“We are not looking to repeat any past mistakes,” chief executive Robert Kelly told the trade body’s annual conference in Manchester, where he announced a five-year strategy based on the consultation. The document, Vision 2025, says credit unions need to evolve, become more digitally efficient, and offer a wider range of services. It also sets out Abcul’s role in driving the movement forward.
The consultation focused on four key themes: sustainability, relevance, collaboration and purpose. Around 94% of respondents said they want Abcul to build bridges across trade body movement. Those taking part also also want Abcul to facilitate and coordinate strategic mergers (95%), and develop new services. And 86% want Abcul to develop new paid-for services, with 60% calling on it set standards and benchmarks.
In terms of sustainability, 92% said growth was a priority for their credit union while 70% identified growth as their top goal. On relevance, respondents agreed that partnership with fintech providers was a key route to going digital. Around a third of respondents were content to offer the traditional savings and unsecured personal loans only model.

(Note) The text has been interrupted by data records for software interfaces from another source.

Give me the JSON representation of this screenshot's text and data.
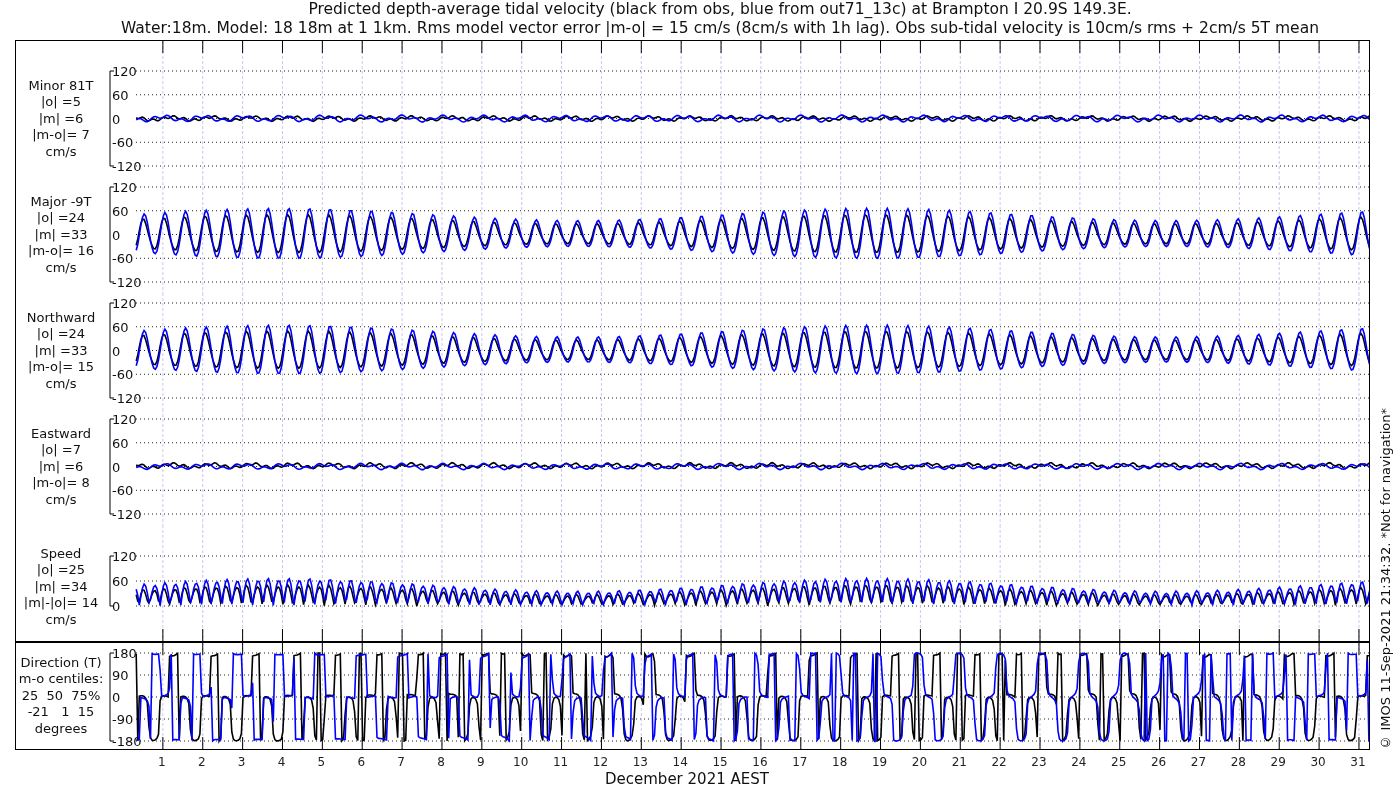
{
  "title_lines": [
    "Predicted depth-average tidal velocity (black from obs, blue from out71_13c) at Brampton I 20.9S 149.3E.",
    "Water:18m. Model: 18 18m at 1 1km. Rms model vector error |m-o| = 15 cm/s (8cm/s with 1h lag). Obs sub-tidal velocity is 10cm/s rms + 2cm/s 5T mean"
  ],
  "panels": [
    {
      "kind": "minor",
      "label_lines": [
        "Minor 81T",
        "|o| =5",
        "|m| =6",
        "|m-o|= 7",
        "cm/s"
      ],
      "yticks": [
        "120",
        "60",
        "0",
        "-60",
        "-120"
      ]
    },
    {
      "kind": "major",
      "label_lines": [
        "Major -9T",
        "|o| =24",
        "|m| =33",
        "|m-o|= 16",
        "cm/s"
      ],
      "yticks": [
        "120",
        "60",
        "0",
        "-60",
        "-120"
      ]
    },
    {
      "kind": "north",
      "label_lines": [
        "Northward",
        "|o| =24",
        "|m| =33",
        "|m-o|= 15",
        "cm/s"
      ],
      "yticks": [
        "120",
        "60",
        "0",
        "-60",
        "-120"
      ]
    },
    {
      "kind": "east",
      "label_lines": [
        "Eastward",
        "|o| =7",
        "|m| =6",
        "|m-o|= 8",
        "cm/s"
      ],
      "yticks": [
        "120",
        "60",
        "0",
        "-60",
        "-120"
      ]
    },
    {
      "kind": "speed",
      "label_lines": [
        "Speed",
        "|o| =25",
        "|m| =34",
        "|m|-|o|= 14",
        "cm/s"
      ],
      "yticks": [
        "120",
        "60",
        "0"
      ]
    },
    {
      "kind": "direction",
      "label_lines": [
        "Direction (T)",
        "m-o centiles:",
        "25  50  75%",
        "-21   1  15",
        "degrees"
      ],
      "yticks": [
        "180",
        "90",
        "0",
        "-90",
        "-180"
      ]
    }
  ],
  "xticks": [
    "1",
    "2",
    "3",
    "4",
    "5",
    "6",
    "7",
    "8",
    "9",
    "10",
    "11",
    "12",
    "13",
    "14",
    "15",
    "16",
    "17",
    "18",
    "19",
    "20",
    "21",
    "22",
    "23",
    "24",
    "25",
    "26",
    "27",
    "28",
    "29",
    "30",
    "31"
  ],
  "xlabel": "December 2021 AEST",
  "side_note": "© IMOS 11-Sep-2021 21:34:32. *Not for navigation*"
}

When asked questions about collaboration, 85% of respondents actively support the idea that credit unions in Britain should work together to develop credit union service organisations. A key finding around purpose was that 88% of respondents support the idea of Abcul taking the lead on developing data on who credit unions are serving and the social value they create.
After canvassing views through a series of events, individual meetings and an online survey, Abcul explored the key findings to establish evidence for policy changes and set out a roadmap for the development of products and services to support the sector’s strategic aims.

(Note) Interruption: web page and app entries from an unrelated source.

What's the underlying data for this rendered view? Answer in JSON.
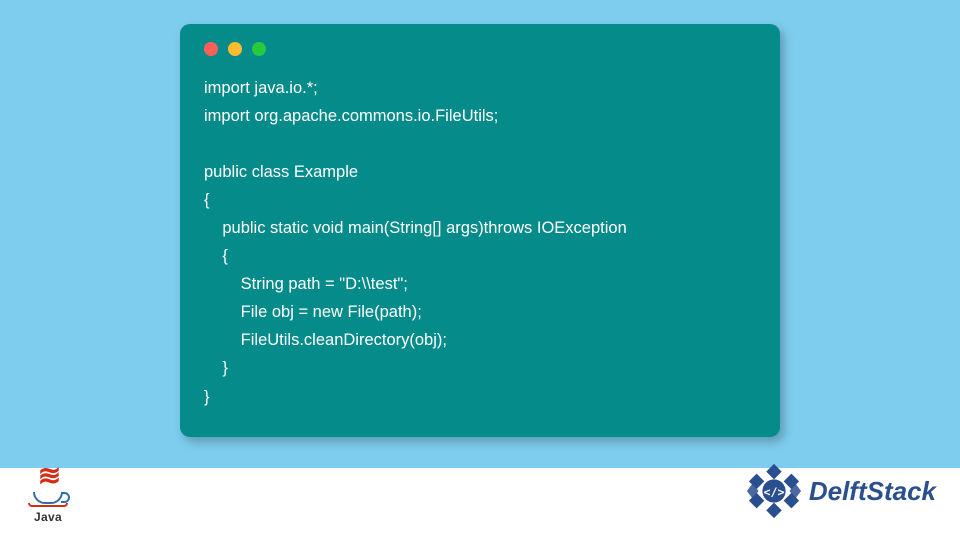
{
  "window": {
    "controls": [
      "red",
      "yellow",
      "green"
    ]
  },
  "code": {
    "line1": "import java.io.*;",
    "line2": "import org.apache.commons.io.FileUtils;",
    "line3": "",
    "line4": "public class Example",
    "line5": "{",
    "line6": "    public static void main(String[] args)throws IOException",
    "line7": "    {",
    "line8": "        String path = \"D:\\\\test\";",
    "line9": "        File obj = new File(path);",
    "line10": "        FileUtils.cleanDirectory(obj);",
    "line11": "    }",
    "line12": "}"
  },
  "java_logo": {
    "text": "Java"
  },
  "delft": {
    "text": "DelftStack"
  },
  "colors": {
    "bg": "#7ecdee",
    "window": "#068b8b",
    "code_text": "#ffffff",
    "delft_blue": "#2a4f8f"
  }
}
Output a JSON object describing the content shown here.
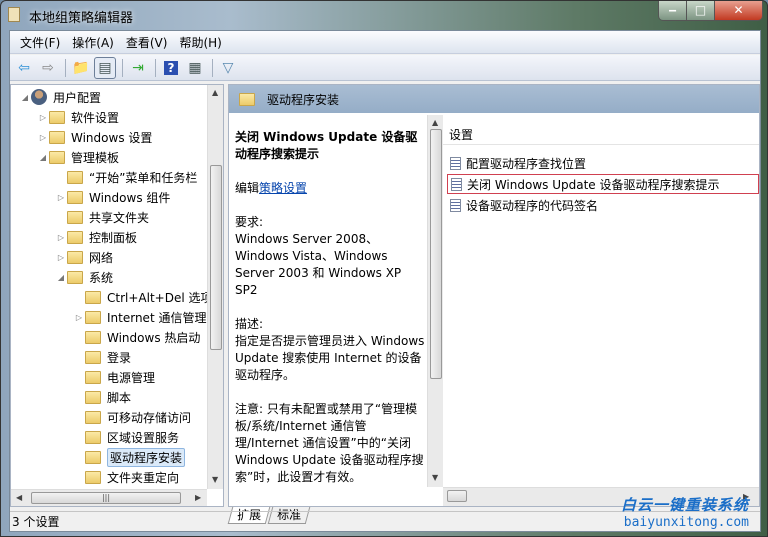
{
  "window": {
    "title": "本地组策略编辑器",
    "minimize": "‒",
    "maximize": "□",
    "close": "✕"
  },
  "menu": [
    "文件(F)",
    "操作(A)",
    "查看(V)",
    "帮助(H)"
  ],
  "toolbar": [
    {
      "icon": "back-icon",
      "glyph": "⇦",
      "color": "#2a8fd6"
    },
    {
      "icon": "forward-icon",
      "glyph": "⇨",
      "color": "#888888"
    },
    {
      "icon": "up-folder-icon",
      "glyph": "📁",
      "color": "#c9a64a"
    },
    {
      "icon": "show-hide-tree-icon",
      "glyph": "▤",
      "color": "#455"
    },
    {
      "icon": "export-list-icon",
      "glyph": "⇥",
      "color": "#3a3"
    },
    {
      "icon": "help-icon",
      "glyph": "?",
      "color": "#fff"
    },
    {
      "icon": "action-pane-icon",
      "glyph": "▦",
      "color": "#455"
    },
    {
      "icon": "filter-icon",
      "glyph": "▽",
      "color": "#5a8ab0"
    }
  ],
  "tree": [
    {
      "label": "用户配置",
      "level": 0,
      "arrow": "◢",
      "icon": "user"
    },
    {
      "label": "软件设置",
      "level": 1,
      "arrow": "▷"
    },
    {
      "label": "Windows 设置",
      "level": 1,
      "arrow": "▷"
    },
    {
      "label": "管理模板",
      "level": 1,
      "arrow": "◢"
    },
    {
      "label": "“开始”菜单和任务栏",
      "level": 2,
      "arrow": ""
    },
    {
      "label": "Windows 组件",
      "level": 2,
      "arrow": "▷"
    },
    {
      "label": "共享文件夹",
      "level": 2,
      "arrow": ""
    },
    {
      "label": "控制面板",
      "level": 2,
      "arrow": "▷"
    },
    {
      "label": "网络",
      "level": 2,
      "arrow": "▷"
    },
    {
      "label": "系统",
      "level": 2,
      "arrow": "◢"
    },
    {
      "label": "Ctrl+Alt+Del 选项",
      "level": 3,
      "arrow": ""
    },
    {
      "label": "Internet 通信管理",
      "level": 3,
      "arrow": "▷"
    },
    {
      "label": "Windows 热启动",
      "level": 3,
      "arrow": ""
    },
    {
      "label": "登录",
      "level": 3,
      "arrow": ""
    },
    {
      "label": "电源管理",
      "level": 3,
      "arrow": ""
    },
    {
      "label": "脚本",
      "level": 3,
      "arrow": ""
    },
    {
      "label": "可移动存储访问",
      "level": 3,
      "arrow": ""
    },
    {
      "label": "区域设置服务",
      "level": 3,
      "arrow": ""
    },
    {
      "label": "驱动程序安装",
      "level": 3,
      "arrow": "",
      "selected": true
    },
    {
      "label": "文件夹重定向",
      "level": 3,
      "arrow": ""
    }
  ],
  "right": {
    "header": "驱动程序安装",
    "desc": {
      "title": "关闭 Windows Update 设备驱动程序搜索提示",
      "edit_prefix": "编辑",
      "edit_link": "策略设置",
      "req_label": "要求:",
      "req_text": "Windows Server 2008、Windows Vista、Windows Server 2003 和 Windows XP SP2",
      "desc_label": "描述:",
      "desc_text": "指定是否提示管理员进入 Windows Update 搜索使用 Internet 的设备驱动程序。",
      "note": "注意: 只有未配置或禁用了“管理模板/系统/Internet 通信管理/Internet 通信设置”中的“关闭 Windows Update 设备驱动程序搜索”时，此设置才有效。"
    },
    "list_header": "设置",
    "items": [
      "配置驱动程序查找位置",
      "关闭 Windows Update 设备驱动程序搜索提示",
      "设备驱动程序的代码签名"
    ],
    "highlight_color": "#d04050"
  },
  "tabs": [
    "扩展",
    "标准"
  ],
  "status": "3 个设置",
  "watermark": {
    "line1": "白云一键重装系统",
    "line2": "baiyunxitong.com"
  }
}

Strategy objectives include credit unions becoming digital-front providers of savings, lending and payment products, and closer co-operation between credit unions informally as well as through credit union service organisations. The vision also sees credit union build a traditional and digital marketing skills base within the sector to drive awareness.

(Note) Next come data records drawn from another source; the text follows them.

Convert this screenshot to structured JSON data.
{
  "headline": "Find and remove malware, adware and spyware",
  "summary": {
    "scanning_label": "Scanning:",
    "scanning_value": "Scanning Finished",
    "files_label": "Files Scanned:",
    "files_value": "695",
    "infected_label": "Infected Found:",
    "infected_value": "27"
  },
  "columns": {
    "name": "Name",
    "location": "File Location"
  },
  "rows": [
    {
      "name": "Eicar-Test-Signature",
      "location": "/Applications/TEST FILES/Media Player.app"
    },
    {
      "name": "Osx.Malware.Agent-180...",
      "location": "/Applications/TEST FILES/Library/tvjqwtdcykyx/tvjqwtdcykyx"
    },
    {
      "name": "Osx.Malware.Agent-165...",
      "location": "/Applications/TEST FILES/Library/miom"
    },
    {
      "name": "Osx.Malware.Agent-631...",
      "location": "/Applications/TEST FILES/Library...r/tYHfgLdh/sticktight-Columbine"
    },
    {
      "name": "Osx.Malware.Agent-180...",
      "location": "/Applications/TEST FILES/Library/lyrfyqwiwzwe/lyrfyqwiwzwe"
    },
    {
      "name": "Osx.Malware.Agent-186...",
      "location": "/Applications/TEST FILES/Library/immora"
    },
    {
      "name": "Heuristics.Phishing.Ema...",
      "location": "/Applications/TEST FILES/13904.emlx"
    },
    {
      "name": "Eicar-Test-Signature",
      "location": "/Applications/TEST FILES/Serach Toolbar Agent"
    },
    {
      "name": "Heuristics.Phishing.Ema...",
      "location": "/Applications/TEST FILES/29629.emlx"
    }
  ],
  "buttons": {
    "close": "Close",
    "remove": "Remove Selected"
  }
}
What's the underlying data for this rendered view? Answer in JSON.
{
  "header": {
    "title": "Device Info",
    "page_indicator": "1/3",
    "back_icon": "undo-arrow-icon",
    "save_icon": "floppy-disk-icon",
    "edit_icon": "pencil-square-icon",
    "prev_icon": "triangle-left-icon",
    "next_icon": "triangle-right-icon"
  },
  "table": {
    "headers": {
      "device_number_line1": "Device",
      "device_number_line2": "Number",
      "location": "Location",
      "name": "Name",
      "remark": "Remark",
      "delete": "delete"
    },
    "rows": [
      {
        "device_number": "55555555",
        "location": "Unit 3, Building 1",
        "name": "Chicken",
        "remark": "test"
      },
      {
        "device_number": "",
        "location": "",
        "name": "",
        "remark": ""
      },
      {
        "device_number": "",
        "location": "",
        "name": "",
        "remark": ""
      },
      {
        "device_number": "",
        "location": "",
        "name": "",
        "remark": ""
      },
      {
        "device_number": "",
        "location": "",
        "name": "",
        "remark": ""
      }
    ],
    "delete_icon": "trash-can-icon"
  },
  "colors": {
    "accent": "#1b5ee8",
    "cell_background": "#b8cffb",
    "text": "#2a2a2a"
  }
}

Abcul’s role in this process, as envisioned by respondents, will include consulting further on coordinating and supporting strategic mergers, developing a paid compliance service for credit unions to share the cost of regulatory burdens, and building on existing core services. Furthermore, Abcul will focus on attracting additional capital investment into the sector, support the Credit Union Foundation as its delivers a bespoke leadership and management school for credit unions, develop a marketing service and facilitate the sector’s navigation of the FinTech environment. In addition, Abcul will be working on developing a “clear and compelling narrative around the role of credit unions in extending access to affordable credit” and a shared data service providing clear intelligence for credit unions to analyse business activity.
To deepen collaboration, Abcul and other organisations will facilitate the development of credit union-owned and led CUSOs and explore the development of a system of standards and benchmarks for credit unions.
Mr Kelly added that it was important to remember that the strategy was not to be imposed on all credit unions and that some were not as far as others. “For some legislative reform and new products and services are not a priority,” he explained. His advice for those credit unions is to ensure that in five years’ time they are in a sustainable situation.
“Can we afford not to go down this route? No,” he said.
Abcul will be publishing a document with further details about the strategy and how it plans to stay on track later in May.